• [YOUR TASK]:
Among the lines below, list those containing the string "System".

• [LISTED RECORDS]:

== Segment start ==

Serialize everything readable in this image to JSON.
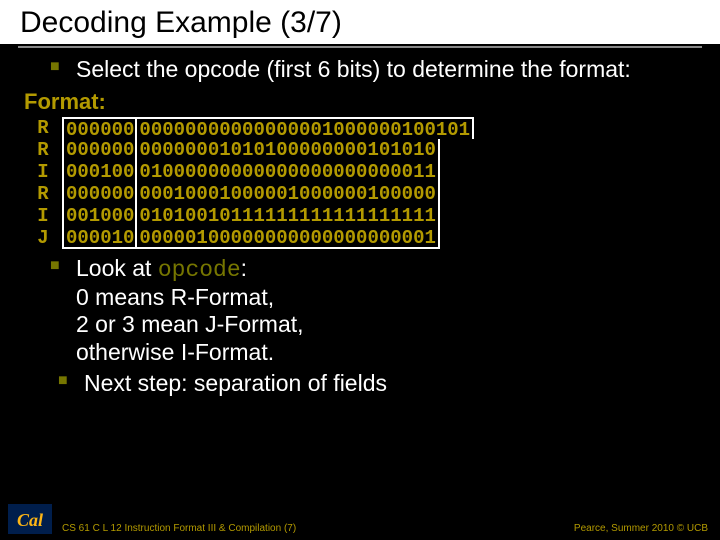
{
  "title": "Decoding Example (3/7)",
  "bullet1": "Select the opcode (first 6 bits) to determine the format:",
  "format_label": "Format:",
  "rows": [
    {
      "fmt": "R",
      "op": "000000",
      "rest": "00000000000000001000000100101"
    },
    {
      "fmt": "R",
      "op": "000000",
      "rest": "00000001010100000000101010"
    },
    {
      "fmt": "I",
      "op": "000100",
      "rest": "01000000000000000000000011"
    },
    {
      "fmt": "R",
      "op": "000000",
      "rest": "00010001000001000000100000"
    },
    {
      "fmt": "I",
      "op": "001000",
      "rest": "01010010111111111111111111"
    },
    {
      "fmt": "J",
      "op": "000010",
      "rest": "00000100000000000000000001"
    }
  ],
  "bullet2_prefix": "Look at ",
  "bullet2_code": "opcode",
  "bullet2_suffix": ":",
  "bullet2_line2": "0 means R-Format,",
  "bullet2_line3": "2 or 3 mean J-Format,",
  "bullet2_line4": "otherwise I-Format.",
  "bullet3": " Next step: separation of fields",
  "footer_left": "CS 61 C L 12 Instruction Format III & Compilation (7)",
  "footer_right": "Pearce, Summer 2010 © UCB"
}
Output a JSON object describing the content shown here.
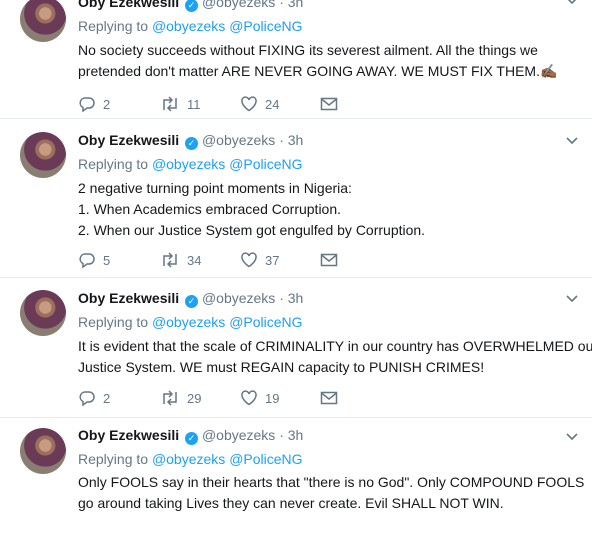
{
  "tweets": [
    {
      "name": "Oby Ezekwesili",
      "handle": "@obyezeks",
      "time": "3h",
      "replying_prefix": "Replying to",
      "mentions": [
        "@obyezeks",
        "@PoliceNG"
      ],
      "lines": [
        "No society succeeds without FIXING its severest ailment. All the things we",
        "pretended don't matter ARE NEVER GOING AWAY. WE MUST FIX THEM.✍🏾"
      ],
      "replies": "2",
      "retweets": "11",
      "likes": "24"
    },
    {
      "name": "Oby Ezekwesili",
      "handle": "@obyezeks",
      "time": "3h",
      "replying_prefix": "Replying to",
      "mentions": [
        "@obyezeks",
        "@PoliceNG"
      ],
      "lines": [
        "2 negative turning point moments in Nigeria:",
        "1. When Academics  embraced Corruption.",
        "2. When our Justice System got engulfed by Corruption."
      ],
      "replies": "5",
      "retweets": "34",
      "likes": "37"
    },
    {
      "name": "Oby Ezekwesili",
      "handle": "@obyezeks",
      "time": "3h",
      "replying_prefix": "Replying to",
      "mentions": [
        "@obyezeks",
        "@PoliceNG"
      ],
      "lines": [
        "It is evident that the scale of CRIMINALITY in our country has OVERWHELMED our",
        "Justice System. WE must REGAIN capacity to  PUNISH CRIMES!"
      ],
      "replies": "2",
      "retweets": "29",
      "likes": "19"
    },
    {
      "name": "Oby Ezekwesili",
      "handle": "@obyezeks",
      "time": "3h",
      "replying_prefix": "Replying to",
      "mentions": [
        "@obyezeks",
        "@PoliceNG"
      ],
      "lines": [
        "Only FOOLS say in their hearts that \"there is no God\". Only COMPOUND FOOLS",
        "go around taking Lives they can never create. Evil SHALL NOT WIN."
      ],
      "replies": "",
      "retweets": "",
      "likes": ""
    }
  ],
  "icons": {
    "reply": "reply-icon",
    "retweet": "retweet-icon",
    "like": "heart-icon",
    "dm": "envelope-icon",
    "verified": "verified-badge-icon",
    "more": "chevron-down-icon"
  },
  "colors": {
    "link": "#1da1f2",
    "meta": "#657786",
    "text": "#14171a",
    "divider": "#e6ecf0"
  }
}
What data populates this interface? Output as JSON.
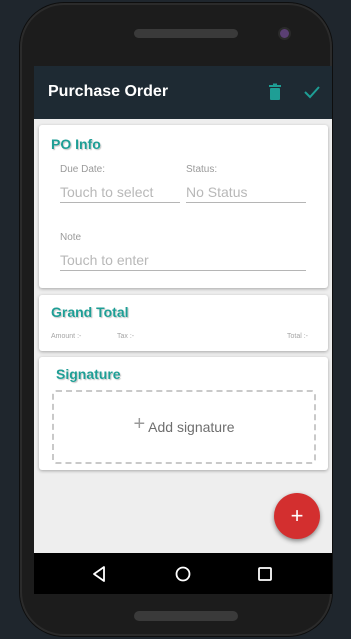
{
  "appbar": {
    "title": "Purchase Order",
    "delete_icon": "trash-icon",
    "confirm_icon": "check-icon",
    "background": "#1e2a33",
    "accent": "#1e9e95"
  },
  "po_info": {
    "title": "PO Info",
    "due_date_label": "Due Date:",
    "due_date_placeholder": "Touch to select",
    "status_label": "Status:",
    "status_value": "No Status",
    "note_label": "Note",
    "note_placeholder": "Touch to enter"
  },
  "grand_total": {
    "title": "Grand Total",
    "amount_label": "Amount :-",
    "tax_label": "Tax :-",
    "total_label": "Total :-"
  },
  "signature": {
    "title": "Signature",
    "add_label": "Add signature"
  },
  "fab": {
    "label": "+",
    "color": "#d32f2f"
  },
  "navbar": {
    "back_icon": "back-triangle-icon",
    "home_icon": "home-circle-icon",
    "recents_icon": "recents-square-icon"
  }
}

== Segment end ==

• [EXPECTED ANSWER]:
        "2. When our Justice System got engulfed by Corruption."
        "Justice System. WE must REGAIN capacity to  PUNISH CRIMES!"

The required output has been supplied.